Bacteria isn’t the only infection that can fatally strike down a brew. Other species of yeast like Brettanomyces Dekkera (known as Brett to their close friends) can also spoil a beer. In some more adventurous styles of beer like sours and lambics these yeasts can have starring roles, but in the average ale they are unwelcome contaminants. To complicate matters, Brett can survive at high alcohol percentages that normally slow down S. cerevisiae. This survival takes real metabolic effort, like a hard gym session. In this workout, Brett ‘sweats’ out a ton of byproducts, among which are phenols that can leave beer tasting like a ‘wet horse blanket’ and vinegary acetic acid.  

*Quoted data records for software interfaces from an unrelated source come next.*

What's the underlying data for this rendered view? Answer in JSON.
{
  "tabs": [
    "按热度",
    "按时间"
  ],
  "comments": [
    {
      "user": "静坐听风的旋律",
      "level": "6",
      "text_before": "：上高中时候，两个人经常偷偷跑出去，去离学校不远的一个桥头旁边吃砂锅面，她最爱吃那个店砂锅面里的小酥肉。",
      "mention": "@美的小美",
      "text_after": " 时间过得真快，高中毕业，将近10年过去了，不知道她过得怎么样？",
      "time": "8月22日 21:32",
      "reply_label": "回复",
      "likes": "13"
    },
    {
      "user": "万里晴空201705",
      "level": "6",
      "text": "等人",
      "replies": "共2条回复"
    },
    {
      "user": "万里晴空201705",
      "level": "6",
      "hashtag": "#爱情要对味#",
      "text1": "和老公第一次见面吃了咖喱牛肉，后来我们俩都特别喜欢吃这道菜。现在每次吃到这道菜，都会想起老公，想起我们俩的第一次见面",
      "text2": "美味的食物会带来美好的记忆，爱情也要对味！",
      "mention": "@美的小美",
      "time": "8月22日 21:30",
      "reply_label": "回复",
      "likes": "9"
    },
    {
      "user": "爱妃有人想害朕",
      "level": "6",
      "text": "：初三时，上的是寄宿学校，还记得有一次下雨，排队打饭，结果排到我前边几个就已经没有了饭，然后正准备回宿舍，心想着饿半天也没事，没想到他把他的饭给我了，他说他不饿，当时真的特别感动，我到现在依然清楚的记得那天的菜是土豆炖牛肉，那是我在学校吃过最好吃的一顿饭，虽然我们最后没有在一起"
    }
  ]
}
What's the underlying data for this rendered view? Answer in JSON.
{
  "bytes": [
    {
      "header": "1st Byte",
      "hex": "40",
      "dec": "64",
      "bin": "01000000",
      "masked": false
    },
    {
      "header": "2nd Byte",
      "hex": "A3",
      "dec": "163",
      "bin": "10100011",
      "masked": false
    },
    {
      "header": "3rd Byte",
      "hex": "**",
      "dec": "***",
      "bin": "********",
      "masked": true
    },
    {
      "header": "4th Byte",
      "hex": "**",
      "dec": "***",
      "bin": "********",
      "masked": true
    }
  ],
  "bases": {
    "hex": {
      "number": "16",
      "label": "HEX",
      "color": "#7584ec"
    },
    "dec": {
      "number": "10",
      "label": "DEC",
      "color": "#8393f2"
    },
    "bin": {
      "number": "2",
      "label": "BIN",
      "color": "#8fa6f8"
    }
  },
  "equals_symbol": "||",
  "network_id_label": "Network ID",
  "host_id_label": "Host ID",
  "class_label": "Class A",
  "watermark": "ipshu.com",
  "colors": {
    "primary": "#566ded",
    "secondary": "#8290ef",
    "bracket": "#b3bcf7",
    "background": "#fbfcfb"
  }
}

So between the double threat of fast-growing lacto bacteria and super strong Brett yeast, how do we ever expect to make high-quality beer? Infections can easily travel between tanks, ruining multiple batches in the process. In some breweries, even the yeast stocks can be contaminated, creating cycles of huge batches of defective beer. Sterilizing our equipment before each brew prevents most infections, just like washing your hands is the best thing you can do. Aeronaut labs likes to think of this just like epidemiolocal problem. We’ve started using state-of-the-art molecular diagnostics to detect and stop infections in their tracks. 

We use a process called polymerase chain reaction (PCR) to detect these bacterial and yeast invaders, very similar to how doctors check for infections. This process searches out and amplifies small stretches of DNA from bacteria and yeast from a tiny sample of beer. First, a pair of primers – pieces of DNA specific only to the organisms we’re interested in – bind to the edges of these DNA stretches in the microbial genomes we want to detect. DNA polymerase comes in next to amplify this invading DNA, making millions of copies of any DNA in-between the primers. This process takes about two hours, and at the end we’re left with either beer free of any contamination, and zero amplified bacterial DNA, or a contaminated sample that has millions of copies of these primer-amplified DNA stretches from the bacteria.  

Schematic Diagram of the Veriflow Technology (via

Next, we have to peer into that sample and see if there is any amplified bacterial DNA. Luckily, these primers on all the DNA are designed specifically to attract small microscopic dye spheres. When we put the reaction a strip tests of paper, if we’ve made many copies, the dye-particles will be concentrated into a single line visible to the naked eye. No bacteria = no DNA amplification = no dye line–sort of like a pregnancy test for beer. We can use a whole set of different primer sets and tests for each contaminant we’re looking for. 

Clean beer
A rare, contaminated batch

We test our beer at Aeronaut during many stages using a PCR detection setup. First, all the yeast that we crop (yeast harvested during fermentation to reuse) and pitch (yeast added to raw unfermented beer) gets tested right here in our lab. Conditioned beers, brews that are barrel or cask aged, are especially vulnerable to contamination, so those get tested as well. Lastly, all beer that gets canned goes for testing. Of course a brewery started by scientists would be geeking out on testing everything we can about our yeast, but we hope you can see the final result in the consistent quality of the beer!

Hopefully this has been an enlightening look into how we make sure our beer is the highest quality and free from any foul-tasting contaminants. These tests for infections in beer are based on the same fundamental principles as tests for human viruses and bacteria. If it’s any solace, in Boston where scientists are everywhere (even running a brewery) tons of people are trained to do them.  Here’s to a day soon when swabs, pathogens, and PCR is the last thing on our minds as we’re enjoying a delicious beer together. 

Steve Reilly is currently a researcher at the Broad institute of Harvard and MIT where he studies genomics and evolution, he is also a co-owner at Aeronaut.

Illustrations by Brit Weidel